Version 1.4 of ISS flight software. The software was approved and is
currently planned to be uplinked to the spacecraft in mid-June.
Uplink Operations sent a number of commands to the spacecraft today. Among
them were Live Movable Block files that will execute on DOY 123 in support
of the RSS occultation observations, an update to the Tethys vector based on
the OTM-24 Orbit Determination Solution, CIRS trigger commands, and a
Cassini Plasma Spectrometer housekeeping memory readout address update.
Monday, May 2 (DOY 122):
Non-targeted flybys of Tethys and Epimetheus occurred today. By the way, if
you are interested in more information on Saturn's moons, don't forget to
checkout the Cassini Web site, specifically the new moons page
The first of 8 RSS occultation experiments began today at 9:13 pm and will
continue until about 3:00 am tomorrow morning. Event times are as follows:
Entry (May 2nd)
Start Rings Ingress Occultation 09:13 pm
End Rings Ingress Occultation 10:43 pm
Start Saturn Ingress Occultation 10:47 pm
End Saturn Ingress Occultation 11:33 pm
Exit (May 3rd)
Start Saturn Egress Occultation 12:52 am
Start Rings Egress Occultation 01:33 am
End Saturn Egress Occultation 01:34 am
End Rings Egress Occultation 02:57 am
More details will be available next week on how the observations went.
The Radio and Plasma Wave Experiment (RPWS) observed a Type II solar burst,
indicative of a coronal mass ejection (CME) shock, on May 2 at 23:45 UTC.
Given one way light time from the Sun to Saturn this would correspond
roughly to a launch time of the ejection from the Sun at 22:25 UTC, one hour
and 20 minutes earlier.
The shock front from the CME propagates through the solar system at about
700 to 800 km/sec, and is projected to arrive at Saturn, after traveling
more than 1 billion km, on or about May 23.
So how did RPWS see something from Cassini when the event doesn't get there
until May 23? What was observed on May 2 was the radio signal from the CME
shock which travels at the speed of light. The particles that make up the
CME shock front are only traveling at 700 -800 km/sec. That's pretty fast
but nothing like the speed of light. So the particles, which will interact
strongly with Saturn's magnetosphere and cause all sorts of interesting
effects, take 21 days to get out to Saturn's orbit from the sun.
When it arrives, if it hasn't dissipated, the CME shock will compress
Saturn's magnetosphere, trigger auroral emission and kilometer-wave radio
emission, and other effects detectable by RPWS and other MAPS instruments.
This particular event is related to the X-ray flare of 21:13 from solar
active region AR0758 observed on the eastern limb (77 degrees East) given
the timing and the Saturn-Sun-Earth geometry.
Tuesday, May 3 (DOY 123):

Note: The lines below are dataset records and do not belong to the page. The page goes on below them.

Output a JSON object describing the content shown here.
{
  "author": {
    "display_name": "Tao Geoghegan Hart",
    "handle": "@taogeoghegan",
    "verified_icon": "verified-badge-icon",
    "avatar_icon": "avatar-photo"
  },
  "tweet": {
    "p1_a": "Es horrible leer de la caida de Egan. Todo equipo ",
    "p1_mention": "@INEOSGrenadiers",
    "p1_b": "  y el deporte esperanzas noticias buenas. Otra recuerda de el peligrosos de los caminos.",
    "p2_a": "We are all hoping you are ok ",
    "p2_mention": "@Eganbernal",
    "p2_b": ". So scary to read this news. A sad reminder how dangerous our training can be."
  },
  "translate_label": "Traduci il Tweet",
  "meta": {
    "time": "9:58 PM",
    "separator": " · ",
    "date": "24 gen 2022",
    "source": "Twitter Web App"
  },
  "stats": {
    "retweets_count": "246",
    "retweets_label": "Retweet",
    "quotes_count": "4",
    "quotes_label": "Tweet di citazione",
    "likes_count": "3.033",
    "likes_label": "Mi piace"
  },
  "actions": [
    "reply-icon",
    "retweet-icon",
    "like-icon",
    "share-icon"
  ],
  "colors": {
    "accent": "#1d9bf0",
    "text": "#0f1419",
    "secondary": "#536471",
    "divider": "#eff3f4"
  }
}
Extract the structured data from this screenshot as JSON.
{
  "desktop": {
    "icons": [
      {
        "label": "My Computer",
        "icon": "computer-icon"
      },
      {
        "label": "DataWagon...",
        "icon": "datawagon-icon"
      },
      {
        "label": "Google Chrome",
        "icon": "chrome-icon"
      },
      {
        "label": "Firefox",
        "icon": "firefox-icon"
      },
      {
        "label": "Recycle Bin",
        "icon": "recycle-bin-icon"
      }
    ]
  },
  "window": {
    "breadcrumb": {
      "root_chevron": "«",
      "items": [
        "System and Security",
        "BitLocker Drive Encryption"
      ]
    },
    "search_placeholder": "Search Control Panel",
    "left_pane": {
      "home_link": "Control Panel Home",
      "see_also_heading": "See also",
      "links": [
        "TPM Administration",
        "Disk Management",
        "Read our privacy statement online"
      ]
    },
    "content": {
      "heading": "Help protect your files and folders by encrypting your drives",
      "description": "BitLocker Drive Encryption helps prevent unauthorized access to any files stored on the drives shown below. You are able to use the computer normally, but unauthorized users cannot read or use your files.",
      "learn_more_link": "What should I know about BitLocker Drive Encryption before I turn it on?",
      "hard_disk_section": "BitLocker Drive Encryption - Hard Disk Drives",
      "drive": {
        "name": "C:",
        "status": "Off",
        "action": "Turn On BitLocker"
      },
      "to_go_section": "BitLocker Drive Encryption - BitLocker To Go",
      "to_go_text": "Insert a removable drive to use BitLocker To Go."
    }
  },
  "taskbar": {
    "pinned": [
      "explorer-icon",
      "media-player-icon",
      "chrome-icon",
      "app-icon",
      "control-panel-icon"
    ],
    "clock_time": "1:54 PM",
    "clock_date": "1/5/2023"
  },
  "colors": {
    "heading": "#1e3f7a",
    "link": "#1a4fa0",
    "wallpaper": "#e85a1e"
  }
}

Navigation released an update to the reference trajectory today. This
update reflects the lowering of altitudes at Tethys in Rev 15, Hyperion in
Rev 15, and Enceladus in Rev 11.
The new reference trajectory was discussed in detail at today's Mission
Planning Forum. RADAR playback options to avoid coherency change induced
data gaps were also discussed.
Wednesday, May 4 (DOY 124):
A non-targeted flyby of Titan occurred today.
An image of Saturn with the rings edge-on is Astronomy Picture of the Day
today. This kind of image is only possible when the observer - in this case
the Cassini spacecraft -is crossing the ring plane.
As part of sequence development for S11, the final merged sequence products
have been published to the Program file repository and are available for
review by the sequence development team. The final sequence approval
meeting will be held on Monday of next week.
A delivery coordination meeting for the Cassini Information Management
System was held today. This delivery was focused on new functionality for
Science Planners to aid in automated resource checking of sequence planning
The Cassini-Huygens mission is a cooperative project of NASA, the European
Space Agency and the Italian Space Agency. The Jet Propulsion Laboratory, a
division of the California Institute of Technology in Pasadena, manages the
Cassini-Huygens mission for NASA's Science Mission Directorate, Washington,
D.C. JPL designed, developed and assembled the Cassini orbiter.